Task material –
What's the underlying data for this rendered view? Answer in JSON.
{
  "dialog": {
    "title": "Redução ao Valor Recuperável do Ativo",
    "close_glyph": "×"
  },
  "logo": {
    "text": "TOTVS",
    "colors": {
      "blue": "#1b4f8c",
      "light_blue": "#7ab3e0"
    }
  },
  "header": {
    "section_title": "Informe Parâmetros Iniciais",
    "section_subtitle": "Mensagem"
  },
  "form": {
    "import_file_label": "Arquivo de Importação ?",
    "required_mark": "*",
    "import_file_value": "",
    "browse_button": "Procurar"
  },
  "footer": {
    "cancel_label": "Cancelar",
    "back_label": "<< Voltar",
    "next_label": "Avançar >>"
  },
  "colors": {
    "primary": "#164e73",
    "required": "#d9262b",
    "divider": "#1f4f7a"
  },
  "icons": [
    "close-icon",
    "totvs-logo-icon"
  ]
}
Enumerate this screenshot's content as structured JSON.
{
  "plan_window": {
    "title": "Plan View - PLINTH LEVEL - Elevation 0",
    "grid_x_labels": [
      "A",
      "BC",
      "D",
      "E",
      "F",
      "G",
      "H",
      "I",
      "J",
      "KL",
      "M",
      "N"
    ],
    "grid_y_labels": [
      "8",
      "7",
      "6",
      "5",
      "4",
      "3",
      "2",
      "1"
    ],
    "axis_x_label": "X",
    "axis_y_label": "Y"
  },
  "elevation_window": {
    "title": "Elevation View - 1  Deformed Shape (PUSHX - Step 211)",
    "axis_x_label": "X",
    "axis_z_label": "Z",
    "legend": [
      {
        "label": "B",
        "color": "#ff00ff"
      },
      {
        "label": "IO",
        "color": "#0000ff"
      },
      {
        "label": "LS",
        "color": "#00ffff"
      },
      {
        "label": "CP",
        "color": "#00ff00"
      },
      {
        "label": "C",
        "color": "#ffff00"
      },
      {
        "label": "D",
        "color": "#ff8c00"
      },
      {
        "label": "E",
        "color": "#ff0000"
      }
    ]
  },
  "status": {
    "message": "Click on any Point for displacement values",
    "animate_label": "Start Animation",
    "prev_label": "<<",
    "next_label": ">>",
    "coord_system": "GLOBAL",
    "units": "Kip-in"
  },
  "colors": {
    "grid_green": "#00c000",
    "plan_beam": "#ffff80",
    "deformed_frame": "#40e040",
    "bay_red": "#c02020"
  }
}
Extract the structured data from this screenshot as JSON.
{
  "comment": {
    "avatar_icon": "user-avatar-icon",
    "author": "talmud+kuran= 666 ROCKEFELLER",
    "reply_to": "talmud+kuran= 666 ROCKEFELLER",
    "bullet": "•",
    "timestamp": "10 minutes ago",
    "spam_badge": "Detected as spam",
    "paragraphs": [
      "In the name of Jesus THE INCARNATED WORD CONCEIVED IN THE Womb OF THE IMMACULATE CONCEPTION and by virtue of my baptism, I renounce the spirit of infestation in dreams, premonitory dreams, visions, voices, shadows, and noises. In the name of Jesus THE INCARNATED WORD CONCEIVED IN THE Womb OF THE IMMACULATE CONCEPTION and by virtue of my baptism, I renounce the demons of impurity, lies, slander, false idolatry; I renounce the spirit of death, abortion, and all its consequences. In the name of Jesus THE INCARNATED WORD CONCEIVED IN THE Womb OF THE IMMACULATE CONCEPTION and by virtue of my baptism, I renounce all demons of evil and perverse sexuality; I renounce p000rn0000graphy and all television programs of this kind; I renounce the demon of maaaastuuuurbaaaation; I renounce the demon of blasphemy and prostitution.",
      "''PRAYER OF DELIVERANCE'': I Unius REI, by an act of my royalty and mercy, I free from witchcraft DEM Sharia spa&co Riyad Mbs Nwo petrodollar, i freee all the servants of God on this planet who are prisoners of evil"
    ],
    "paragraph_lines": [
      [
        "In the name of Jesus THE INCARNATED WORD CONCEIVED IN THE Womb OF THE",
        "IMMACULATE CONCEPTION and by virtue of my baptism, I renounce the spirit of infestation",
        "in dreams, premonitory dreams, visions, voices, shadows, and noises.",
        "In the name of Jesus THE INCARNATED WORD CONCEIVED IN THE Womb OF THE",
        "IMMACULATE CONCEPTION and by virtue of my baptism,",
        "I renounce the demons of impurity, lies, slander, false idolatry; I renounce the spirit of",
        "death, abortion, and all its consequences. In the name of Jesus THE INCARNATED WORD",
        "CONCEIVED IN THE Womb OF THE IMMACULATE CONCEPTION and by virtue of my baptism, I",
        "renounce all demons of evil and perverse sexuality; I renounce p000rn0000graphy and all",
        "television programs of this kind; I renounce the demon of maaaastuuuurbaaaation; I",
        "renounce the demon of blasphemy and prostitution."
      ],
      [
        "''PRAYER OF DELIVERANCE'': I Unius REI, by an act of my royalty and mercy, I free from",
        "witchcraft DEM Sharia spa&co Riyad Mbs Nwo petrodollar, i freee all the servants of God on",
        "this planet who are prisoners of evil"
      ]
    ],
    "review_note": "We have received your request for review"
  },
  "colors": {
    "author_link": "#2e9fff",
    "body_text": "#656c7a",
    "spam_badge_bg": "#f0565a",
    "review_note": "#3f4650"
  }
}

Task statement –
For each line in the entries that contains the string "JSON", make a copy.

Response area –
What's the underlying data for this rendered view? Answer in JSON.
Enumerate this screenshot's content as structured JSON.
Extract the structured data from this screenshot as JSON.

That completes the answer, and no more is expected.